Paint stripping? An electric heat gun is a safe, simple alternative to blasting away with a blowtorch. Here's what to look out for. See the Homebase range of easy-to-use heat guns.
Heat guns are a great way to get rid of paint without going too far! They use a jet of super-hot air - rather than the flame of a traditional blowtorch - to soften paint for stripping. That means there's less chance of burning woodwork or cracking glass.
Most basic heat guns (also called hot-air strippers) have at least two temperature settings for working on different materials. More sophisticated guns offer a wider range, from about 50oF to 600oF. Professional models range from 100oF to 1000oF and can have an LED temperature indicator for precision control.

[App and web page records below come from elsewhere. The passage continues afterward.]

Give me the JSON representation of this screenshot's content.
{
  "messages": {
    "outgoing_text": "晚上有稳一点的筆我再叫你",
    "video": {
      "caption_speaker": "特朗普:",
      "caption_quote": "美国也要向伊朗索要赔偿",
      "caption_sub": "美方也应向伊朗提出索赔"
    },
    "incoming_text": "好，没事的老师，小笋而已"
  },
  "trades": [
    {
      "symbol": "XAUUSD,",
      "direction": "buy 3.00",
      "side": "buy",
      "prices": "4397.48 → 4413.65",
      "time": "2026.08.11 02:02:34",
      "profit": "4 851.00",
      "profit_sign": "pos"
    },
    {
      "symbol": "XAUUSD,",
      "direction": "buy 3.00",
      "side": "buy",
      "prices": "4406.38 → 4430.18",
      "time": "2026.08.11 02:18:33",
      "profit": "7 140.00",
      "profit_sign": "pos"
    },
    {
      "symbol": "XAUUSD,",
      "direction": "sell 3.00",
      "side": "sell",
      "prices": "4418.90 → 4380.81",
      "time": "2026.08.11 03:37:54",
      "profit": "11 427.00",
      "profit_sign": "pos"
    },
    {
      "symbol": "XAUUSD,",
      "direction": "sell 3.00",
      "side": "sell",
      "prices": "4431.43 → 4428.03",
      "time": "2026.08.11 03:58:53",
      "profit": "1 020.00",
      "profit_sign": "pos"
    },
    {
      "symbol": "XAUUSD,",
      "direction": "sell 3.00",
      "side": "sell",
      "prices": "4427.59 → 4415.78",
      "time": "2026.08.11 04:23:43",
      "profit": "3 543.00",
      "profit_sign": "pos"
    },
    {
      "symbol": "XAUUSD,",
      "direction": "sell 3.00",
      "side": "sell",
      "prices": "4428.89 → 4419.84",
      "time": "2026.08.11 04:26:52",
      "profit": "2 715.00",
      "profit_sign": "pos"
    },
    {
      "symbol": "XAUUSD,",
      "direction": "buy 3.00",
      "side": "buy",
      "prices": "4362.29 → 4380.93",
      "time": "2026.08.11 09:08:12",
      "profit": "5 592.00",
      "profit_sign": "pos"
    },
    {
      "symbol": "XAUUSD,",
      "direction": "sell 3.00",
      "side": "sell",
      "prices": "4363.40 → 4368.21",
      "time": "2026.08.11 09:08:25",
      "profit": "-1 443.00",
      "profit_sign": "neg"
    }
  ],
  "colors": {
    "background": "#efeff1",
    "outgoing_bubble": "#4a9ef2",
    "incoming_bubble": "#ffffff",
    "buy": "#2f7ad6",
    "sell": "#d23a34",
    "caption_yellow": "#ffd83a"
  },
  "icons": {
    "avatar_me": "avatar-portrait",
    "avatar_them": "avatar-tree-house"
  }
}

Temperature control can be important to protect material - too much heat will split glass and scorch wood. But it's also handy when you need to adjust the heat for different types of jobs, such as melting adhesives, bending plastic, soldering or even thawing frozen pipes.
All heat guns come with the standard wide mouth nozzle for general use. But most manufacturers offer a range of interchangeable attachments for a variety of tasks.
These include fishtail nozzles for spreading the heat, cone nozzles for concentrating it, glass protectors for shielding windows from overheating when you're stripping frames, and spoon reflectors for soldering pipes.
If you need to work up a ladder, an integral scraper is a handy heat gun fitting, as your whole operation can be done one-handed.
- Protect your eyes by wearing safety goggles.
- Protect feet with heavy-duty footwear (we recommend steel-capped boots).
- Don't point the heat gun anywhere other than the area you're working on.
- Look for models with a built-in stand, so you can put the gun down to cool safely.